Sources: Mayo Clinic
Choosing your oncologist and hospital is a very important decision, we recommend you make the time to research your options. We profile doctors and hospitals based on the range of services they offer to treat prostate cancer. Use our search tools to guide your choice of a medical provider. You may get in touch with us for any assistance during selection or booking process.
If you’ve been diagnosed with cancer, you need to find an oncologist to begin your treatment. An oncologist is a doctor who specializes in treating cancer. For prostate cancer, you can start by visiting a medical oncologist. Choose someone you are not only confident about but also comfortable with.
TIPS TO FIND AN ONCOLOGIST
- Look for Specialists: Look for doctors who treat your specific type of cancer - prostate cancer. You may need to work with more than one type of oncologists – surgical, medical or radiation oncologists.
- Gather Feedback: Discuss with friends and family, especially those who’ve taken similar treatment before. Online communities are a quick way to get feedback from others who’ve experienced your type of cancer before.
- Check the doctor’s credentials: Find out if the doctor has received any advanced training. There may be super-specialists available for reproductive cancers, who have received dedicated training on treating prostate cancer. If doctor’s credentials are not available easily, you have the right to ask for it from the doctor directly.
- Review doctor’s experience: Check how long the doctor has been practicing after completion of formal oncology education. How many patients with your type of cancer – prostate cancer – does the doctor see every year? In case of surgeons, studies have proven that higher volumes of surgeries lead to better outcomes.

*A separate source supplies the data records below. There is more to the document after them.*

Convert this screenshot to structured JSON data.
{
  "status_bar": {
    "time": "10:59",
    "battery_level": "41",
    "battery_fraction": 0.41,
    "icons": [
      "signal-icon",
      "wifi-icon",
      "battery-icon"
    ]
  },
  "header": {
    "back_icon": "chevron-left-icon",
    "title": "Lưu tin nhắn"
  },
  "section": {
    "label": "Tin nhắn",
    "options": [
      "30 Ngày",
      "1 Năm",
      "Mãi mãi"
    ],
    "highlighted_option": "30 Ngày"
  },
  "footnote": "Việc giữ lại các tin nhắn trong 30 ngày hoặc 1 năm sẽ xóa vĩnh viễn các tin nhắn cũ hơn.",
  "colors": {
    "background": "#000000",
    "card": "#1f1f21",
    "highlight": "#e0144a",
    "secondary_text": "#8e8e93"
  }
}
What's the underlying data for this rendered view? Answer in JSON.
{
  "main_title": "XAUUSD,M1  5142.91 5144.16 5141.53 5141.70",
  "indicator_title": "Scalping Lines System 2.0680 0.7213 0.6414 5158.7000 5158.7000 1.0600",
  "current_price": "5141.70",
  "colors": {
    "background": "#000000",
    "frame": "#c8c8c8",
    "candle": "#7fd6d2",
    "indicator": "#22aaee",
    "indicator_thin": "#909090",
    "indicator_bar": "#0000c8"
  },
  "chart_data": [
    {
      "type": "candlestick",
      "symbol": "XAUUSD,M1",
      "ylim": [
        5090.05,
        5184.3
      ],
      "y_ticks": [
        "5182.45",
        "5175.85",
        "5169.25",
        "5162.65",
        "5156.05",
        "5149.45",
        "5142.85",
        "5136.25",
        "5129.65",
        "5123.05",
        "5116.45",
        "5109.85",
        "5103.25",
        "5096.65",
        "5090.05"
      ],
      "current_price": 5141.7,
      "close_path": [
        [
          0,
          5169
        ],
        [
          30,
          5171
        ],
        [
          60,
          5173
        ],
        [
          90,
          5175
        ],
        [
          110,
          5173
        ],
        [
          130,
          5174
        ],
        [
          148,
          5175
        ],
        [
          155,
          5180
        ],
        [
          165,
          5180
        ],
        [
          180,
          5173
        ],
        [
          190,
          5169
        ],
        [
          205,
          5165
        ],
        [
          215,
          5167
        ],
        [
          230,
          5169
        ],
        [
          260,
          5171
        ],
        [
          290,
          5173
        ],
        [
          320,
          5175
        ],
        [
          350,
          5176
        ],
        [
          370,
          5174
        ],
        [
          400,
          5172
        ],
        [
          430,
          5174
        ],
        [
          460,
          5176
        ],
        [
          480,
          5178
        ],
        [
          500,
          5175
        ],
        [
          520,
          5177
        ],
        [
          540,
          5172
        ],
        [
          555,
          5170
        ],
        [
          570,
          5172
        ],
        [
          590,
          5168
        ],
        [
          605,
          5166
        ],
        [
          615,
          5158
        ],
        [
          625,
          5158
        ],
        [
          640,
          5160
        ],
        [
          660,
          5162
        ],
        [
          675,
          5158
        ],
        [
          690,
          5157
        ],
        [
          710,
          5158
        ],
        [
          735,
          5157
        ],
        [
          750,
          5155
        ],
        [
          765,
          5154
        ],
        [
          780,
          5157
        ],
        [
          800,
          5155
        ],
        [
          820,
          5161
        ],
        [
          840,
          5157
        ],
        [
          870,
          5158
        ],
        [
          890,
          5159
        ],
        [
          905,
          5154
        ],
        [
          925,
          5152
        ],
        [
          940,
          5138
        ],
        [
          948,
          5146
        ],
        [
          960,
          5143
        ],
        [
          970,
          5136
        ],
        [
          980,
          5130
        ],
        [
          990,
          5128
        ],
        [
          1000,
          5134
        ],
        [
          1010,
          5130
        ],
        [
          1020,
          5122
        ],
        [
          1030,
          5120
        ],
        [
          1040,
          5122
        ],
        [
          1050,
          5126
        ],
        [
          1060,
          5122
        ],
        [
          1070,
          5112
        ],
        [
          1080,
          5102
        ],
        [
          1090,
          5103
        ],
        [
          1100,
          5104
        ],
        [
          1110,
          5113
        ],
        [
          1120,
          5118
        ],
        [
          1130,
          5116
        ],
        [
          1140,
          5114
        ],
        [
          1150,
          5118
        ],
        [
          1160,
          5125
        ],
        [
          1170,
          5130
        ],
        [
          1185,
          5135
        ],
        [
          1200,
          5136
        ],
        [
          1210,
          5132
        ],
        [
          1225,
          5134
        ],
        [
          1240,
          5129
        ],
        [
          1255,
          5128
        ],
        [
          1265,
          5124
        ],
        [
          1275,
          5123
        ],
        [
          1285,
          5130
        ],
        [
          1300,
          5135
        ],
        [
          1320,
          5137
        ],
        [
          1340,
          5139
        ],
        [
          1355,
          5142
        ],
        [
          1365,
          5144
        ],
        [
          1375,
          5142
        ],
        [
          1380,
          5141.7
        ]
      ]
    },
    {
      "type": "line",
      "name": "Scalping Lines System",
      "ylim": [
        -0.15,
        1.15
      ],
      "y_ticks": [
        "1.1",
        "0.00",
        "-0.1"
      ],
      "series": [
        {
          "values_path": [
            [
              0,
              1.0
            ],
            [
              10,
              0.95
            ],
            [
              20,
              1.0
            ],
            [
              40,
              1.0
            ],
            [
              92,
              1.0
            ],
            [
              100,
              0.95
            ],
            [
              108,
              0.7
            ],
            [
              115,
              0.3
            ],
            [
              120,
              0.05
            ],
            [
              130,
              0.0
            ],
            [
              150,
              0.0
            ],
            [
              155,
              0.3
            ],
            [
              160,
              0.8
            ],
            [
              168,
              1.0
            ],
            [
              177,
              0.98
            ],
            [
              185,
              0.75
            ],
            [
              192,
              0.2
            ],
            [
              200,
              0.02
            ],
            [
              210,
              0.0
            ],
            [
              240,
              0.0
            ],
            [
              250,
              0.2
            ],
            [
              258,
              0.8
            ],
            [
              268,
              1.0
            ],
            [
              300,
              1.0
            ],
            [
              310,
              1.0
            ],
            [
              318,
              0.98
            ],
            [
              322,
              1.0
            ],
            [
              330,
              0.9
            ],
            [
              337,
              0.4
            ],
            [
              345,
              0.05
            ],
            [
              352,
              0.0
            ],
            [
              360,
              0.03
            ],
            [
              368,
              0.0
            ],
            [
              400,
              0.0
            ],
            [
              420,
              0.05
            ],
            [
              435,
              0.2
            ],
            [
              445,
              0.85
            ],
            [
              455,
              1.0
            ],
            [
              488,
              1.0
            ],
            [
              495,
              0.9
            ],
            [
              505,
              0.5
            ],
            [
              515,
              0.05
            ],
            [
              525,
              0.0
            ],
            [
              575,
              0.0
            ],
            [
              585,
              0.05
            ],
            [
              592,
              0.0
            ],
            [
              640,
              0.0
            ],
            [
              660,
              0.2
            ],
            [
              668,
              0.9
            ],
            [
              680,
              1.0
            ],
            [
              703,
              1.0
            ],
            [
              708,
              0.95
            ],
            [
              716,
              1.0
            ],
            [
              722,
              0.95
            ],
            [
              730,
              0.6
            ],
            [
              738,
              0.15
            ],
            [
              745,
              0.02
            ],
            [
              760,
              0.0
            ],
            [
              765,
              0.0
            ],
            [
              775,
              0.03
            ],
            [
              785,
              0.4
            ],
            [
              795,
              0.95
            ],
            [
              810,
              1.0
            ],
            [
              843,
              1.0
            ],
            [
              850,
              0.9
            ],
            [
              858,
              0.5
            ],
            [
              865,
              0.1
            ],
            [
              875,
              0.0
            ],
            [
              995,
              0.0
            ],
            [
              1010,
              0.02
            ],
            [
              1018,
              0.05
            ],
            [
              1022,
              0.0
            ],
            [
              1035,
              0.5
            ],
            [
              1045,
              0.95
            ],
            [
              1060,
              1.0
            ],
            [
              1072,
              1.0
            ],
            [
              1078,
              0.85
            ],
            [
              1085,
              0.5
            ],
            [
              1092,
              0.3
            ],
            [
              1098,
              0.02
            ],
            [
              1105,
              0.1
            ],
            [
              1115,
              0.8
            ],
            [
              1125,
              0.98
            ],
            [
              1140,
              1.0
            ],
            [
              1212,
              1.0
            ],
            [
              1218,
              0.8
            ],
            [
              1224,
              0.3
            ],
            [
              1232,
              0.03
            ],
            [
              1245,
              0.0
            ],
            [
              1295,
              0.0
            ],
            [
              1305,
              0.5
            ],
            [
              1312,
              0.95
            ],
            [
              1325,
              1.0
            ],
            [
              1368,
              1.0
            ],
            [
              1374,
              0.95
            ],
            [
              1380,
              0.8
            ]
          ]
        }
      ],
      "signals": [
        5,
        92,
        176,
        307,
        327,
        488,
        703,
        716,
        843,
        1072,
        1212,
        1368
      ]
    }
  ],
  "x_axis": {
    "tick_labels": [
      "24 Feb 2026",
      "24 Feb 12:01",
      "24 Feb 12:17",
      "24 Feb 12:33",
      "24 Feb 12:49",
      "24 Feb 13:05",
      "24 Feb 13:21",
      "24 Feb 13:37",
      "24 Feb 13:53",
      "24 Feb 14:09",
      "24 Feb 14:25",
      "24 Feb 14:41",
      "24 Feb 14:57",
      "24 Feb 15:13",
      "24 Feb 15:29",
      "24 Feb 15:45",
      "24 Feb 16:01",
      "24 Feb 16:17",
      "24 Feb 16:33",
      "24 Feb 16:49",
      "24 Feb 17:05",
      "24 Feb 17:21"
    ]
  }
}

- Find out hospital affiliations: Which hospitals does the doctor practice in? The availability of a multiple types of doctors at the hospital where you get treated is important. Find out what support staff is available at the hospital e.g. dietitian, counselor, home healthcare facilities etc.
TIPS TO FIND A HOSPITAL
- Lookout for hospitals with lot of experts: Look for hospitals that offer a multi-disciplinary approach to prostate cancer treatment. This means each you receive inputs from many cancer experts. You will be helped by specialists including surgeons, medical oncologists, radiation oncologists, oncology nurses and other supporting staff. Find out if the hospital has a dedicated team for reproductive cancers? Does the hospital have Tumor Board reviews – how often are they conducted and will your case be discussed there if you wish?
- Work with a major cancer hospital, even if it is far: Most experts in high-volume centers are willing to work with your local doctors. Usually, part of the treatment (for example, surgery) can be executed in the major center and the post-surgery treatment is executed locally.
- Research hospital’s Prostate Cancer volumes: How many cases of prostate cancer are treated in the hospital every year? High volume centers with multiple specialists available for reproductive cancers may have better expertise and specialized medical infrastructure required.
- Consider Clinical Trials Availability: Ask whether the doctor or hospital has access to clinical trials and if you are eligible for any. Clinical trials are research studies that test new ways to treat cancer that you can be involved with. By being involved, you can help improve treatments and outcomes for future patients.
- Insurance Acceptance: Check if the hospital accepts your insurance. Check if the hospital has a desk that can assist you with claims.
Sources: Rogel Cancer Center; Cancer.Net